The plane wheels touch down on a La Guardia airport runway. It’s my first trip to New York City and I am eager and excited for all that the next few days might hold. Yes, there will be business meetings for the most part, but it’s Manhattan! This isn’t television or movies or a book. I’m here to experience the shops, the landmarks, the sights and sounds for myself!
The ride from the airport to my hotel has me looking out the windows looking for a glimpse of anything I might recognize. And yet, what captivates me is the delightful conversation with my driver. We exchange stories about our families and we laugh at how similar our life experiences have been, even though we are miles and cultures apart.
My first evening includes a walk to Times Square where, with no sense of self-consciousness or shame, I take pictures like every other tourist on the street. I soak in the sight of street performers, blazing neon signs, and people in every imaginable size, age, dress, and nationality. And yet, what stays in my mind is the experience in the elevator when I was going downstairs to go out. Two men who entered after me, both stepped aside to allow me to exit before them. The unexpected courtesy astounds and delights me!
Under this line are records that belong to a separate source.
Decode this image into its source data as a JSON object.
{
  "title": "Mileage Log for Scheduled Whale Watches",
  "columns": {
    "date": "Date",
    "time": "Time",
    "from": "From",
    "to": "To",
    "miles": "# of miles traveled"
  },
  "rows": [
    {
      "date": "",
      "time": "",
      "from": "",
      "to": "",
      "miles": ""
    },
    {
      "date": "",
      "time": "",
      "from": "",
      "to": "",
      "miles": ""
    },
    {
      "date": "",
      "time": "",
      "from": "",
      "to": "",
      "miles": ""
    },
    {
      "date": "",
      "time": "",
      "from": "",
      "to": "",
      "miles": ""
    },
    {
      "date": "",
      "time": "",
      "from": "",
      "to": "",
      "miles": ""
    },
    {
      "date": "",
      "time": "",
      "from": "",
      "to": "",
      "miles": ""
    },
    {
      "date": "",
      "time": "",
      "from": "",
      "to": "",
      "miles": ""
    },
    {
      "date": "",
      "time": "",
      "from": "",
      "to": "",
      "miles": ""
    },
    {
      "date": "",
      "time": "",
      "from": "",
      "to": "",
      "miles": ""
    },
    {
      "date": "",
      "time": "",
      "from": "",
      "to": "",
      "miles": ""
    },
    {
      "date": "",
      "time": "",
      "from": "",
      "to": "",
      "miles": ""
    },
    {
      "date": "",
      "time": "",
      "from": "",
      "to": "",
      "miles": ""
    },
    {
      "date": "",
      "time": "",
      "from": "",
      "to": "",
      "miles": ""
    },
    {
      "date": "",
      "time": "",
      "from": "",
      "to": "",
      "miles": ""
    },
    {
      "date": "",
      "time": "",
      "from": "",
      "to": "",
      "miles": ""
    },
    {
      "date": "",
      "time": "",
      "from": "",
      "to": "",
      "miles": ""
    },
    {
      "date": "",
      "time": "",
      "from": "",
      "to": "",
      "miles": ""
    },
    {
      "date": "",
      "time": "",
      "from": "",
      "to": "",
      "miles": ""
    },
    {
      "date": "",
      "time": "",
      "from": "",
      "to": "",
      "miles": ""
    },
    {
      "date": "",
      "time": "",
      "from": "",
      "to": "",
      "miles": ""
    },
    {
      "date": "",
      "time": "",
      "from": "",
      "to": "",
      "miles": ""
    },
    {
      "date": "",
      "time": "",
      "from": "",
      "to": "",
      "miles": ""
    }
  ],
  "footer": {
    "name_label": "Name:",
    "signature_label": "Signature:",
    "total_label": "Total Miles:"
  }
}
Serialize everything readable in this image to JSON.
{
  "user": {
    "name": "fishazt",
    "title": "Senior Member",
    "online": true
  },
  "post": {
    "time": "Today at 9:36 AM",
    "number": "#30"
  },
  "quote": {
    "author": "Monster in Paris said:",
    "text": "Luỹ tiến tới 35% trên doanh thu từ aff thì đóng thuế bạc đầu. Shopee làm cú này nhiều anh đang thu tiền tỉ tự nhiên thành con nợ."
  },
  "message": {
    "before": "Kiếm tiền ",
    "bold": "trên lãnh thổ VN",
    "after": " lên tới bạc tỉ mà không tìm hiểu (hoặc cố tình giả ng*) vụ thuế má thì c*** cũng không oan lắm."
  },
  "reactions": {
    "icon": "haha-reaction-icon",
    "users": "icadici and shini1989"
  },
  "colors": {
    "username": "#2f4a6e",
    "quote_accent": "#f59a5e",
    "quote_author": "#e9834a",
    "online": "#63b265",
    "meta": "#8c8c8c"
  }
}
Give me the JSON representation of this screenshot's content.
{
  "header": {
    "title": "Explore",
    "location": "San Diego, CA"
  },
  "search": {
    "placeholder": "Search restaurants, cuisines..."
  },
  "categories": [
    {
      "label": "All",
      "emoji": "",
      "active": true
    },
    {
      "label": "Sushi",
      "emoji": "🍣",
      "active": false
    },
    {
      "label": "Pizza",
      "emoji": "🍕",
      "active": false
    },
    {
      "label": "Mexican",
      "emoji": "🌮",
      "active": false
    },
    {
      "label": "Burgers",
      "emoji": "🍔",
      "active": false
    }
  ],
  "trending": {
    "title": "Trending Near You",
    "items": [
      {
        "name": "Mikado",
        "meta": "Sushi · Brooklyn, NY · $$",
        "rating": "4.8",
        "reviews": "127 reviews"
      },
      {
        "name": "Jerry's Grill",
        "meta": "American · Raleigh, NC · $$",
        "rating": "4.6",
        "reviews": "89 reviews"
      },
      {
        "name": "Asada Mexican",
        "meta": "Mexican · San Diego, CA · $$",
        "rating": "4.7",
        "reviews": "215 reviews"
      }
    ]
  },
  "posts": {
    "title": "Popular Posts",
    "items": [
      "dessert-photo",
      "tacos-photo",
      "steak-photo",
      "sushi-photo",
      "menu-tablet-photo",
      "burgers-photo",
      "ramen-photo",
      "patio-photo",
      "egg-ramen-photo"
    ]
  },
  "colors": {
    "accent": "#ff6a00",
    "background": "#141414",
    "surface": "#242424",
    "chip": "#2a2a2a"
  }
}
The next morning I’m up early and dressed for meetings, waiting at the bank of elevators to go out and begin my day. My elevator stops on nearly every floor to pick up people also dressed for the business day. On one floor, the elevator across from mine is also stopped with its doors open. As I look up, I see a man on the opposite elevator looking up and we make eye contact. We share a momentary smile, a friendly acknowledgement of each other, as our respective doors slide closed.
After the first day of meetings, I go to dinner at a restaurant in Grand Central Station with colleagues I have just met that day. Grand Central is huge, breathtaking, and there is more picture-taking. The conversation turns from work to personal interests. Two of us find we have very similar interests, so we go for drinks afterward to continue our conversation. An unexpected friendship is formed.
I’m home now. The meetings were successful and very productive. I have tons of memories and a phone full of pictures. The restaurants lived up to their reputations and the food was delicious. And yet I am feasting on the smaller moments. Laughter with a driver, gentlemen on an elevator, a shared smile elevator to elevator, the start of a new friendship: these make up the meal I will remember in a New York minute.